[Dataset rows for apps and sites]
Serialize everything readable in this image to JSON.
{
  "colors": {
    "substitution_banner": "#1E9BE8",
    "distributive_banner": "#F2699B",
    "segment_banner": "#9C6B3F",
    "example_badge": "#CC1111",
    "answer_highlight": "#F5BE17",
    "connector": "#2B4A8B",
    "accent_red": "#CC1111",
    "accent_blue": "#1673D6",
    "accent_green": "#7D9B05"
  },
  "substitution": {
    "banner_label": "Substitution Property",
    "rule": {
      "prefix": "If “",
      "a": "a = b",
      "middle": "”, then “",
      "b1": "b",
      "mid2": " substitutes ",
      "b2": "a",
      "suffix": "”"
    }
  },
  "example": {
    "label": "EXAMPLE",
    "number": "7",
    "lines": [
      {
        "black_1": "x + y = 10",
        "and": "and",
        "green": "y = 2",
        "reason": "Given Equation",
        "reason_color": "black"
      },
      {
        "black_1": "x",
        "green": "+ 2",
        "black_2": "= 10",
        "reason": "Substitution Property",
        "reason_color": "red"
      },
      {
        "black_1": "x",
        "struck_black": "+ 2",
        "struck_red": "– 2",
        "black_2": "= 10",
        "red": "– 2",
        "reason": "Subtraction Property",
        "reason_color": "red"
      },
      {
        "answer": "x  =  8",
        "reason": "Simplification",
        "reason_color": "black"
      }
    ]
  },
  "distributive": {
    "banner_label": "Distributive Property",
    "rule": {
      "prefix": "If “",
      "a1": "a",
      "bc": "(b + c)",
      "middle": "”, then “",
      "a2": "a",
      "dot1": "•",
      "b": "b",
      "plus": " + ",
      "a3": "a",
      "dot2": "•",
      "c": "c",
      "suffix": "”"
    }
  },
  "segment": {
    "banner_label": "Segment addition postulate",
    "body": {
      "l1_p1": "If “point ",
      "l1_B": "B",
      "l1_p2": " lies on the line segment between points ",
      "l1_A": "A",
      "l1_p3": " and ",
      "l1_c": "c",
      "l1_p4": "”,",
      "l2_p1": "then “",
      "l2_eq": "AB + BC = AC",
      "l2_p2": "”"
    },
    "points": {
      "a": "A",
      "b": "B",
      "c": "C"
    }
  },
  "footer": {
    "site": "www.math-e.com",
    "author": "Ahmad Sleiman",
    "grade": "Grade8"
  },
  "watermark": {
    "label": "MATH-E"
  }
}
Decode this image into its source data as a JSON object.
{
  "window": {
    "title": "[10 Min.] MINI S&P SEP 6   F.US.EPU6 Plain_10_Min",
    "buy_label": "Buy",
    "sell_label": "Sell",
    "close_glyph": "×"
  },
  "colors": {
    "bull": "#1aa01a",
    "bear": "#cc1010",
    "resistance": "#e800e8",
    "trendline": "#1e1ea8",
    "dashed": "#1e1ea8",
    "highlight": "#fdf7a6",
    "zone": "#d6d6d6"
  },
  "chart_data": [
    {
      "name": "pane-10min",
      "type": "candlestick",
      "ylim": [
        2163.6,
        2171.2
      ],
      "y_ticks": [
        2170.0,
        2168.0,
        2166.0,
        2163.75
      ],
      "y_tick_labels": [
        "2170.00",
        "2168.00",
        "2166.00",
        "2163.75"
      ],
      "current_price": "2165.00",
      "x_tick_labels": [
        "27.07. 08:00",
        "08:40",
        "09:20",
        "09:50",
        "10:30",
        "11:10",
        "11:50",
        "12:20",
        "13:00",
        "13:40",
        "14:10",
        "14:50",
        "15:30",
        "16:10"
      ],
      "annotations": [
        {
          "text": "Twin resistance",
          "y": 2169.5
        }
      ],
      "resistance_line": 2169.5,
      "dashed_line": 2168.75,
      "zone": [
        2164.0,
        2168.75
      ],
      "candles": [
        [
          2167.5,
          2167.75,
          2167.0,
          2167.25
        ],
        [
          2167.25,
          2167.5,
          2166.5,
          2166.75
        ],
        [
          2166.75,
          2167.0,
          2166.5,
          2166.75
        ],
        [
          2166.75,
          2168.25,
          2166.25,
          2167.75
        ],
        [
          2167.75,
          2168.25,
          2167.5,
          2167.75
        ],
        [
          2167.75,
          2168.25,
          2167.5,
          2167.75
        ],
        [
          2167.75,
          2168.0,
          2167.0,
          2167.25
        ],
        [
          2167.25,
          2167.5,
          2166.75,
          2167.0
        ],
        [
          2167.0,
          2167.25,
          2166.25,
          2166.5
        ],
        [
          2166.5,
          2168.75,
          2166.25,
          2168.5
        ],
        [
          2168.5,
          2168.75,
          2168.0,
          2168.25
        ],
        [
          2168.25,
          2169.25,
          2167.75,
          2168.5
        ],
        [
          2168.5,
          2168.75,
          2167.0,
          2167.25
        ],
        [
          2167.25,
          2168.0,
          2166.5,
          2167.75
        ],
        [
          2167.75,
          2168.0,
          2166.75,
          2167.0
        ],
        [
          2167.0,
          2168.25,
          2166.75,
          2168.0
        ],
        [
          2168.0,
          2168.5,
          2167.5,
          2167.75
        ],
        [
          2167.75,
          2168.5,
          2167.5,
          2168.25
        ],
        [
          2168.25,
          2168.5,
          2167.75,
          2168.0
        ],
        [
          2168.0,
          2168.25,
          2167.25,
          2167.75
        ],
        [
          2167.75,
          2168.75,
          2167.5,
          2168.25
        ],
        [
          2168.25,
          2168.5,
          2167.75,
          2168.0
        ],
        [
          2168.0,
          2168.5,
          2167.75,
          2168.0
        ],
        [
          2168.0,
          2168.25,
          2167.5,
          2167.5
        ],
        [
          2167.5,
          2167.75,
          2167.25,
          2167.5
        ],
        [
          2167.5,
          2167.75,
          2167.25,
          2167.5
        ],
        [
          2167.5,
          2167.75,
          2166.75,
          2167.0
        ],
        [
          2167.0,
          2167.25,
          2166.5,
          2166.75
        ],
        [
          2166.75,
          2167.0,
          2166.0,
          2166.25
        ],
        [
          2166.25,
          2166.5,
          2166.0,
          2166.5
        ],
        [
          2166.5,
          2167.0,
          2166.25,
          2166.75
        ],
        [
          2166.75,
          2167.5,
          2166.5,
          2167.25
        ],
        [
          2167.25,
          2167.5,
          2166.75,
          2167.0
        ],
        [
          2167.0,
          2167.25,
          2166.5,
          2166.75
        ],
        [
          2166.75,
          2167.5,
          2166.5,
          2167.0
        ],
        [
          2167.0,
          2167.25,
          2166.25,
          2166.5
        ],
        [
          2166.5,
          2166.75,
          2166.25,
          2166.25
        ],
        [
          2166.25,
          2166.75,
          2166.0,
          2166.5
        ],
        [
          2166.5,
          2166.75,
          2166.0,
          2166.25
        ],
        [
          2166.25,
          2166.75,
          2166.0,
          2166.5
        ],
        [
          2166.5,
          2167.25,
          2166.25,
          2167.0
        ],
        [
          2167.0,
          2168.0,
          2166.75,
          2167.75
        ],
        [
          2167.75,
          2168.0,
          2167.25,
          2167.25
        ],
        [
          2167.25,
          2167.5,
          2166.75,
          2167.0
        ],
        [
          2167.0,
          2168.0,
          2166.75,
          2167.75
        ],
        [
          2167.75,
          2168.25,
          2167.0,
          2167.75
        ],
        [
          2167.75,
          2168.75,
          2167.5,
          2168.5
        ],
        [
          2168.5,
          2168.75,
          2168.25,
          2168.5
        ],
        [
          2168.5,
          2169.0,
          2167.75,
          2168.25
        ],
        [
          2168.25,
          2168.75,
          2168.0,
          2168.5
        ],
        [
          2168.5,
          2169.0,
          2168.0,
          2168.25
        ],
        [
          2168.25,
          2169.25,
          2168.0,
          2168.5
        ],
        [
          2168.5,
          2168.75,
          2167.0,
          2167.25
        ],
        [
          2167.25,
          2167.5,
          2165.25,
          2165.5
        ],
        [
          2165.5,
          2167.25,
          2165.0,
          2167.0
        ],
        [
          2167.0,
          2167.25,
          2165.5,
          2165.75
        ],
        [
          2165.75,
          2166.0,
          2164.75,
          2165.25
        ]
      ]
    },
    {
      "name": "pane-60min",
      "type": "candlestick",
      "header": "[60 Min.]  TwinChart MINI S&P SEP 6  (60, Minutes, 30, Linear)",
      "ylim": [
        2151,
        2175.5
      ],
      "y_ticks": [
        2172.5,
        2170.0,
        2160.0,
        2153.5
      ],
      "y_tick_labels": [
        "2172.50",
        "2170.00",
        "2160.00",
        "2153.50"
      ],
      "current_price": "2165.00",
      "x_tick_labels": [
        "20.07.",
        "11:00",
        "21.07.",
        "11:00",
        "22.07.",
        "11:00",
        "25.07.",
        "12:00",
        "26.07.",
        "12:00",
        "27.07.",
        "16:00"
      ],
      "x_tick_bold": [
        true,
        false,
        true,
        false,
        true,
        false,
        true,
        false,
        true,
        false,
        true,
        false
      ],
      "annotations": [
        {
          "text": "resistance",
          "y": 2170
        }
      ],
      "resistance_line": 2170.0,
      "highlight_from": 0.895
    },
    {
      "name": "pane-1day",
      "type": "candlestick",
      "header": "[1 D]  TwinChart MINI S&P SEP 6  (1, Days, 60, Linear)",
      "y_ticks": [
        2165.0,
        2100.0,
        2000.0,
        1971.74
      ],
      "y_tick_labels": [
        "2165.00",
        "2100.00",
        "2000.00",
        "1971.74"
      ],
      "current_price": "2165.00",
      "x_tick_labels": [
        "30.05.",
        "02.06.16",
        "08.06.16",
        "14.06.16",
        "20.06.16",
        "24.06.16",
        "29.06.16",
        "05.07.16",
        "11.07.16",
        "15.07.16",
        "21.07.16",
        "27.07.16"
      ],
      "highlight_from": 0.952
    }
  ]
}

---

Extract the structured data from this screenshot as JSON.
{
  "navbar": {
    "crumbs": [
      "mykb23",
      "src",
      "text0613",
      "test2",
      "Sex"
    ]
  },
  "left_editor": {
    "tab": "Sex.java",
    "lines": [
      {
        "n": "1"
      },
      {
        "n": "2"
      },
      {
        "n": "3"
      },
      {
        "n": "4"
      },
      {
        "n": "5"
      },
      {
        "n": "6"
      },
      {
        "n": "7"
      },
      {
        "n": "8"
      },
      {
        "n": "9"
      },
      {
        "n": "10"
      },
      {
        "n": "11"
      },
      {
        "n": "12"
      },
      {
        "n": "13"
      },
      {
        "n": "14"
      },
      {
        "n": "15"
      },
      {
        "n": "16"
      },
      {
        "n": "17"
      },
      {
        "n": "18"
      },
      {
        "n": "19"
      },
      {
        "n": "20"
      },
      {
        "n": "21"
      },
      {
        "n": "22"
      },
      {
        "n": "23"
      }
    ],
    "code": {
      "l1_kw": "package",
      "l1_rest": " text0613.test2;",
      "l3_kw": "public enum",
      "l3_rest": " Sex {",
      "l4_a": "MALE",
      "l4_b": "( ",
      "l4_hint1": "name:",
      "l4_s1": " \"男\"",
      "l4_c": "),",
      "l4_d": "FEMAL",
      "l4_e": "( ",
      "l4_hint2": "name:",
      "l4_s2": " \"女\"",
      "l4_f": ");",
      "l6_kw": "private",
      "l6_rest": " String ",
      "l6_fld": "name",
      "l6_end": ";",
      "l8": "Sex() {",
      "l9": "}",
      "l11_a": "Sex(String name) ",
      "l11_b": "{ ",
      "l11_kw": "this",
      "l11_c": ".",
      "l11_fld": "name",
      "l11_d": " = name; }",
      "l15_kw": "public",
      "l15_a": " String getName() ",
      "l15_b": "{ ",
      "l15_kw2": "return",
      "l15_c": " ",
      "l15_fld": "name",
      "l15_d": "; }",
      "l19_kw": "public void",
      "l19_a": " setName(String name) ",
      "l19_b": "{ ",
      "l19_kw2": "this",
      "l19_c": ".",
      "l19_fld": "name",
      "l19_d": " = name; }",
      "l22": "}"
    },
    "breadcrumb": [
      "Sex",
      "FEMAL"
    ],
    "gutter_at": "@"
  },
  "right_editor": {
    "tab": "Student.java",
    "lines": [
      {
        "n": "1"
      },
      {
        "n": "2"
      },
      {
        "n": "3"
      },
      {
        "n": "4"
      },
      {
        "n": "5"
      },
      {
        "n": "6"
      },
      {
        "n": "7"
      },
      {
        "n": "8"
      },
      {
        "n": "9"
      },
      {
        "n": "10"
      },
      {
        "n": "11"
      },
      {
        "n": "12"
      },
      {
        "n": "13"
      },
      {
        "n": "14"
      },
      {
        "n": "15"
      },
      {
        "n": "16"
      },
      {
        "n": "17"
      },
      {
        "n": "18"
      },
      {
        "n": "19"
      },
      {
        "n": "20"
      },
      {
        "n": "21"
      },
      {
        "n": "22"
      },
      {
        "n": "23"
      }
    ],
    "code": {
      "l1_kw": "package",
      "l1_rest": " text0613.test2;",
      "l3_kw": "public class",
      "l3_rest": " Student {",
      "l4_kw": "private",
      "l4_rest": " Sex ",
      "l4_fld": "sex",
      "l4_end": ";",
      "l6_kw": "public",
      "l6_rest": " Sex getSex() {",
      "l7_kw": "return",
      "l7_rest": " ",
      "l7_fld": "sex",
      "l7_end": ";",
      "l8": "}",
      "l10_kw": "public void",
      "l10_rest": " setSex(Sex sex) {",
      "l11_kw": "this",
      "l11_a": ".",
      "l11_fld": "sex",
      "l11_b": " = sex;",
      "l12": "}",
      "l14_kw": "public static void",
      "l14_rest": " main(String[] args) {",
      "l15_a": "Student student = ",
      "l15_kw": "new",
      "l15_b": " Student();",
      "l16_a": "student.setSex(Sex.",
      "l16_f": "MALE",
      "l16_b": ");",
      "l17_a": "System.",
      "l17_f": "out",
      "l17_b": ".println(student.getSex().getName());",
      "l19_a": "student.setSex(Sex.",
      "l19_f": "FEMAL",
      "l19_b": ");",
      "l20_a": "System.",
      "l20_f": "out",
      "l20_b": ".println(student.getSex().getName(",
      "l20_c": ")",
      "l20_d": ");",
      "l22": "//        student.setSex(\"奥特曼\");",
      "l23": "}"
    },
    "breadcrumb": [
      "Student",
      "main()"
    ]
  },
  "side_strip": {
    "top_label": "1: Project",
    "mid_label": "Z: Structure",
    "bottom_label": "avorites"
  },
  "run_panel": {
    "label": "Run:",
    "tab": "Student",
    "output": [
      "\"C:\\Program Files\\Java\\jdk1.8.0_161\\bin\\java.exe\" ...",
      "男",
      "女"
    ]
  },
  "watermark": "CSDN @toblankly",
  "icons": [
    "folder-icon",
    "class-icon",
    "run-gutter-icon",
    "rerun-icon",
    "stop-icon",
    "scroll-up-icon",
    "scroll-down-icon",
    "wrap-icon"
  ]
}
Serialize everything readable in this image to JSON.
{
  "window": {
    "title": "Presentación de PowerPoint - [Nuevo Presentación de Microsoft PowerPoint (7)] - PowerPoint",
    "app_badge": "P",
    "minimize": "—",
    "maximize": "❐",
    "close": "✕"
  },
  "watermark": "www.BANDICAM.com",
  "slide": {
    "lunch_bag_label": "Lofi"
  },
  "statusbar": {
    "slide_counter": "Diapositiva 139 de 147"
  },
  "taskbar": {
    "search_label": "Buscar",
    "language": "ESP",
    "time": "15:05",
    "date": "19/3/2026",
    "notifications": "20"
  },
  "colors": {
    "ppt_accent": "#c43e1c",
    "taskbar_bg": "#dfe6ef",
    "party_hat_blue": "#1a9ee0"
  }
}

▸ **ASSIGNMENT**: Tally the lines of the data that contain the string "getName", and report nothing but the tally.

▸ **EXERCISE RESULT**: 3